For the lucky few who own a piece of furniture designed by Japanese-American designer Isamu Noguchi, what might sound like a once-in-a-lifetime happening is an everyday occurrence. Because this world-renowned fine artist is almost as famous for his beautiful furniture designs.
Where the bulk of design’s modernist masters trained as architects, Isamu Noguchi’s primary goal was to become a fine artist. He trained under the man who carved George Washington, Abraham Lincoln and the lot’s faces into Mount Rushmore. Unfortunately, he thought Noguchi lacked the talent to become a sculptor, and the budding artist gave up his dream and began studying to become a doctor.
A little encouragement set Noguchi back on the path toward his goal – where he was told over and over again that his work was utter crap. Proposals were rejected, completed works were poorly received, and while he enjoyed intermittent success, he wound up volunteering to be interned at a camp for Japanese-Americans during World War II. His hope was to bring art to the space, but as might be expected, that wasn’t quite in line with the US government’s agenda. He left the camp without permission, never to return.
Luckily, the world he reentered in the 1940s was changing. The surrealist movement was suddenly all the rage, and Noguchi was a part of it, creating mixed media works, self-illuminating reliefs and “biomorphic” sculptures that finally cemented his place in the New York art world.
Thus ordained as a talent worth reckoning with, Noguchi was invited to design sets for famed choreographer Martha Graham. And more importantly – at least in our arena – he was recruited by Knoll and Herman Miller to bring his artist’s eye to a line of furniture and lamps.
A passionate belief that sculpture can be useful in everyday life inspired the iconic, elegant designs for what are commonly known as the Noguchi coffee table and the Noguchi Sofa and Ottoman. Other pieces include Cyclone Tables, Rocking Stools, lamps and even cutlery, teacups and scarves.
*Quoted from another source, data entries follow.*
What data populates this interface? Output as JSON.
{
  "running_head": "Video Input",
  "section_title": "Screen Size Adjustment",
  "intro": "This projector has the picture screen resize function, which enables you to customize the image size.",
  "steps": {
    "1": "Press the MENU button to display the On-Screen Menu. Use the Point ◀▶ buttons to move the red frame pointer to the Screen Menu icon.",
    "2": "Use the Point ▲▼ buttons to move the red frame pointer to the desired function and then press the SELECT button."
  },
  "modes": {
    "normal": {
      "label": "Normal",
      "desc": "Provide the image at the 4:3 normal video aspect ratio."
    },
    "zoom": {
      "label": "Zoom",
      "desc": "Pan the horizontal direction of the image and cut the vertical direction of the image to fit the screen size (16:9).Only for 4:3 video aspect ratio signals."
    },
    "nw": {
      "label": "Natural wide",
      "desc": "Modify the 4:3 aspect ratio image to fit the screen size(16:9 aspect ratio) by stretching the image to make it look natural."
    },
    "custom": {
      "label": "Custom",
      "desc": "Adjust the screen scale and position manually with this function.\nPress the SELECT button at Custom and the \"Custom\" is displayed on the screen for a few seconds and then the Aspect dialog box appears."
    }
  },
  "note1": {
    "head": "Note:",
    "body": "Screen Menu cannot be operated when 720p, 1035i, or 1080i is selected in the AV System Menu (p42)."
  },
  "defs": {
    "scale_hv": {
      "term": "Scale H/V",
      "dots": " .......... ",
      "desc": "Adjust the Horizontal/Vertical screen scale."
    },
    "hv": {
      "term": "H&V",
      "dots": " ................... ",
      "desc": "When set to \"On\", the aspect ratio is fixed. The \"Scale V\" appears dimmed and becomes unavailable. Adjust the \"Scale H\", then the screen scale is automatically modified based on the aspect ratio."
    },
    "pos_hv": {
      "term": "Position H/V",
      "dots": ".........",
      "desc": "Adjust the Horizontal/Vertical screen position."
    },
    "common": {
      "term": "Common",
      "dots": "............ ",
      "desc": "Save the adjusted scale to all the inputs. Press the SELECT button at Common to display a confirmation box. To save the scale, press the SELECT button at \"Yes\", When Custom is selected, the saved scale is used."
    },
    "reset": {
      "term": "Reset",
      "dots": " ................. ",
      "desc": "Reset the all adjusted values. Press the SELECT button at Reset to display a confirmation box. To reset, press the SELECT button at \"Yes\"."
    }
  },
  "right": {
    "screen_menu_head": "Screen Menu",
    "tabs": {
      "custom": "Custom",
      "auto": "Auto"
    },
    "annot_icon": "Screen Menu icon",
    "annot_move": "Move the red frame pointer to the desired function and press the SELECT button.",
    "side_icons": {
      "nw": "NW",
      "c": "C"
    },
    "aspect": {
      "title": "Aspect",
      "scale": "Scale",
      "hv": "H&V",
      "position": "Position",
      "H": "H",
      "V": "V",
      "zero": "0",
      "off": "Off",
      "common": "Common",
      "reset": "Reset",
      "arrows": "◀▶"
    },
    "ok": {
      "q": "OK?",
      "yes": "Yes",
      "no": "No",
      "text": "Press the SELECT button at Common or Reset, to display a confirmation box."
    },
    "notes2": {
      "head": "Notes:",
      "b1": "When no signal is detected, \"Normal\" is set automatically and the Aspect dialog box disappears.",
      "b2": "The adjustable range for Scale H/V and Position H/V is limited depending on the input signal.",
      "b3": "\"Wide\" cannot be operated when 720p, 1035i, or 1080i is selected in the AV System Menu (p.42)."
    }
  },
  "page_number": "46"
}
Isamu Noguchi’s work serves to remind the world of what can happen when fine art and the everyday intersect. Thanks to Noguchi, everyone can own a genuine piece of art – even if it’s only something to put a drink on.